### [DESCRIPTION OF THE TASK]
Only lines holding "mois" are needed; copy each of them from the data below.

[Element data from apps and pages]
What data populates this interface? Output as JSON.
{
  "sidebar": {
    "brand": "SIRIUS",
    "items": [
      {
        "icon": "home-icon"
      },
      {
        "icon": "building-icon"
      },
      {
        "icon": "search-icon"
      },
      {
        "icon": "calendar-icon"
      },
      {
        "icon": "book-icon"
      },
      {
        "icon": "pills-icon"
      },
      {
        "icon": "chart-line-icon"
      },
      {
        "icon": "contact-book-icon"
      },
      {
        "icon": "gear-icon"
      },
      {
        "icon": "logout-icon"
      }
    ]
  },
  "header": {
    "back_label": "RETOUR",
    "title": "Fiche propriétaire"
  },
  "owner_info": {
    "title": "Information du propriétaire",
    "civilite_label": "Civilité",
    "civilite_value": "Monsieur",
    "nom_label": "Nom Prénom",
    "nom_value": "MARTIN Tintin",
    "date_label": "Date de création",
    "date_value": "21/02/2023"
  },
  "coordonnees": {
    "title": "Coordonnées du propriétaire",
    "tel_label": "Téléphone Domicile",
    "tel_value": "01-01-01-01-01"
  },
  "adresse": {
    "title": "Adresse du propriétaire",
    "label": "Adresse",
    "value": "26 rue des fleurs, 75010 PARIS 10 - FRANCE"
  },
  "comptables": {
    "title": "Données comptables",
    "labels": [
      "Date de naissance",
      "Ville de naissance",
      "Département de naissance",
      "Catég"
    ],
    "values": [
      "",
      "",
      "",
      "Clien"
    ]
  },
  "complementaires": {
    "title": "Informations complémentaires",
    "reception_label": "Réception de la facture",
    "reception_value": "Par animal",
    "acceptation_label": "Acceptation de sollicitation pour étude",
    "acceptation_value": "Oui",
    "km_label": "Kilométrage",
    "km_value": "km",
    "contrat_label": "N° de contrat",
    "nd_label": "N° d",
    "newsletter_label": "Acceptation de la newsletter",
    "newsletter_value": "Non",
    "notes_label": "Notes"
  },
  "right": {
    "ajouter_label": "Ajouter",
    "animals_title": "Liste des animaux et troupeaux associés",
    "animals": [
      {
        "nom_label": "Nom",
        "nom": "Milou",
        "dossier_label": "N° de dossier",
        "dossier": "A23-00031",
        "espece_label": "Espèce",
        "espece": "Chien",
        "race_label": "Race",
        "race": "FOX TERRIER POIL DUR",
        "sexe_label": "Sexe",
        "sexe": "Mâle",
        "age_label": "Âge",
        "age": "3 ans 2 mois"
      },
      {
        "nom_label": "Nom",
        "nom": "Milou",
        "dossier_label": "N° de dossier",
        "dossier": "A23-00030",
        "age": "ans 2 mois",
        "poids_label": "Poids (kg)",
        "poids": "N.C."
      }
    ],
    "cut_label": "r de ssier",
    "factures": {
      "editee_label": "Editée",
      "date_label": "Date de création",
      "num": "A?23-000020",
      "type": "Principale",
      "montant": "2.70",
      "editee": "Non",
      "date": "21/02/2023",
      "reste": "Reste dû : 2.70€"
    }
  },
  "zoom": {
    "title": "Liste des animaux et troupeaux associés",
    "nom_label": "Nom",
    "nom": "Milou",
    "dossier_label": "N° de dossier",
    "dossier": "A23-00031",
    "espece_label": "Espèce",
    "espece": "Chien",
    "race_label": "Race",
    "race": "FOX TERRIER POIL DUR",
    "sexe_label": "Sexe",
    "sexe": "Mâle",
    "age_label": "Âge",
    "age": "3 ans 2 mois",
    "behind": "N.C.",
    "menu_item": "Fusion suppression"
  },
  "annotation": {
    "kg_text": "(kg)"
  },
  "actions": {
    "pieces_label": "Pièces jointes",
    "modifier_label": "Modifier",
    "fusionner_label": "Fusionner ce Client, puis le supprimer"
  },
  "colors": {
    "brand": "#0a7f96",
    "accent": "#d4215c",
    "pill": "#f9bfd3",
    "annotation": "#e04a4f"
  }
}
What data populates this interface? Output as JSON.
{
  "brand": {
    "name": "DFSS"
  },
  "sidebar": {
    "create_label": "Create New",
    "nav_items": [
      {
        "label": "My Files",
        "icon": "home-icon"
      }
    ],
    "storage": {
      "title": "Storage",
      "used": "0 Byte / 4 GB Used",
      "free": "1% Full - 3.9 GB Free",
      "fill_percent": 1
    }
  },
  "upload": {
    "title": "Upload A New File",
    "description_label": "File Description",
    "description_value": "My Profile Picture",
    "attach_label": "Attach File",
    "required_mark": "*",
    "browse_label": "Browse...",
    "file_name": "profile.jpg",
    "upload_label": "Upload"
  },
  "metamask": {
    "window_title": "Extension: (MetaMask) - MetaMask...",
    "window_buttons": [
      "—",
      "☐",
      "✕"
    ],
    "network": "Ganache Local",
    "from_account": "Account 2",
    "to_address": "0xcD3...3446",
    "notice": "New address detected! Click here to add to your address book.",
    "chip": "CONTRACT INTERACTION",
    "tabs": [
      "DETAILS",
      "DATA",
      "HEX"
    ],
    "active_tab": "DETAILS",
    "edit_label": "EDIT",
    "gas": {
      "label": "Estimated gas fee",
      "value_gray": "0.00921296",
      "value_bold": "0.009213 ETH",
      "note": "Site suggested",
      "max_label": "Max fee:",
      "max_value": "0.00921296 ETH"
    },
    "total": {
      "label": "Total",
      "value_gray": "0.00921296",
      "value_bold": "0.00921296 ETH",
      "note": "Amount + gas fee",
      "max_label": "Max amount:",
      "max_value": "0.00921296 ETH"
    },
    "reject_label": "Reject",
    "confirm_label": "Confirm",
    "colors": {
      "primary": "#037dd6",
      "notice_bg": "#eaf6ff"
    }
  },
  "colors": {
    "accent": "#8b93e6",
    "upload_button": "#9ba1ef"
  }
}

### [RESPONSE TO THE EXERCISE]
        "age": "3 ans 2 mois"
        "age": "ans 2 mois",
    "age": "3 ans 2 mois",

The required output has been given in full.